- Task objective: Set down the records again, keeping each line exactly as it is.

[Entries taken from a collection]
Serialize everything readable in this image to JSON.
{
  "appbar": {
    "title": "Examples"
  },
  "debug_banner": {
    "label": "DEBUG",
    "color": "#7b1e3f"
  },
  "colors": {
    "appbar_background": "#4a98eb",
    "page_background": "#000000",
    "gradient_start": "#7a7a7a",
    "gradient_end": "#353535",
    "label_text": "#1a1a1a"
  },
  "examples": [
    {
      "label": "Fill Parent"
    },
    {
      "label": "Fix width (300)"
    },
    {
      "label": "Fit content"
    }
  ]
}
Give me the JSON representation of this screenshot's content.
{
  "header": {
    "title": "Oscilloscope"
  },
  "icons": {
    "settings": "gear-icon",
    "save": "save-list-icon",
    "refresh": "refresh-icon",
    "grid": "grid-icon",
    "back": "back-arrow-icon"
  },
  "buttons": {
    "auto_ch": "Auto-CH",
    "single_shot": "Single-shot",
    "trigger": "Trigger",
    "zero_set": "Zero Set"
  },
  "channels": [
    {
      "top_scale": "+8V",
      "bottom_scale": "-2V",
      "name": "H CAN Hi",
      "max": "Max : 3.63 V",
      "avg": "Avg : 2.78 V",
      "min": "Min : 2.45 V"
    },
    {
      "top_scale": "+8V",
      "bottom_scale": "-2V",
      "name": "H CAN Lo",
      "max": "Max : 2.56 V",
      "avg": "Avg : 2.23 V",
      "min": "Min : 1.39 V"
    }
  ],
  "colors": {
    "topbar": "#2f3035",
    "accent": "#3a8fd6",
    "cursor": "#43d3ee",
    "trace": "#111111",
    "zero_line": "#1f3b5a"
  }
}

- Result:
Serialize everything readable in this image to JSON.
{
  "appbar": {
    "title": "Examples"
  },
  "debug_banner": {
    "label": "DEBUG",
    "color": "#7b1e3f"
  },
  "colors": {
    "appbar_background": "#4a98eb",
    "page_background": "#000000",
    "gradient_start": "#7a7a7a",
    "gradient_end": "#353535",
    "label_text": "#1a1a1a"
  },
  "examples": [
    {
      "label": "Fill Parent"
    },
    {
      "label": "Fix width (300)"
    },
    {
      "label": "Fit content"
    }
  ]
}
Give me the JSON representation of this screenshot's content.
{
  "header": {
    "title": "Oscilloscope"
  },
  "icons": {
    "settings": "gear-icon",
    "save": "save-list-icon",
    "refresh": "refresh-icon",
    "grid": "grid-icon",
    "back": "back-arrow-icon"
  },
  "buttons": {
    "auto_ch": "Auto-CH",
    "single_shot": "Single-shot",
    "trigger": "Trigger",
    "zero_set": "Zero Set"
  },
  "channels": [
    {
      "top_scale": "+8V",
      "bottom_scale": "-2V",
      "name": "H CAN Hi",
      "max": "Max : 3.63 V",
      "avg": "Avg : 2.78 V",
      "min": "Min : 2.45 V"
    },
    {
      "top_scale": "+8V",
      "bottom_scale": "-2V",
      "name": "H CAN Lo",
      "max": "Max : 2.56 V",
      "avg": "Avg : 2.23 V",
      "min": "Min : 1.39 V"
    }
  ],
  "colors": {
    "topbar": "#2f3035",
    "accent": "#3a8fd6",
    "cursor": "#43d3ee",
    "trace": "#111111",
    "zero_line": "#1f3b5a"
  }
}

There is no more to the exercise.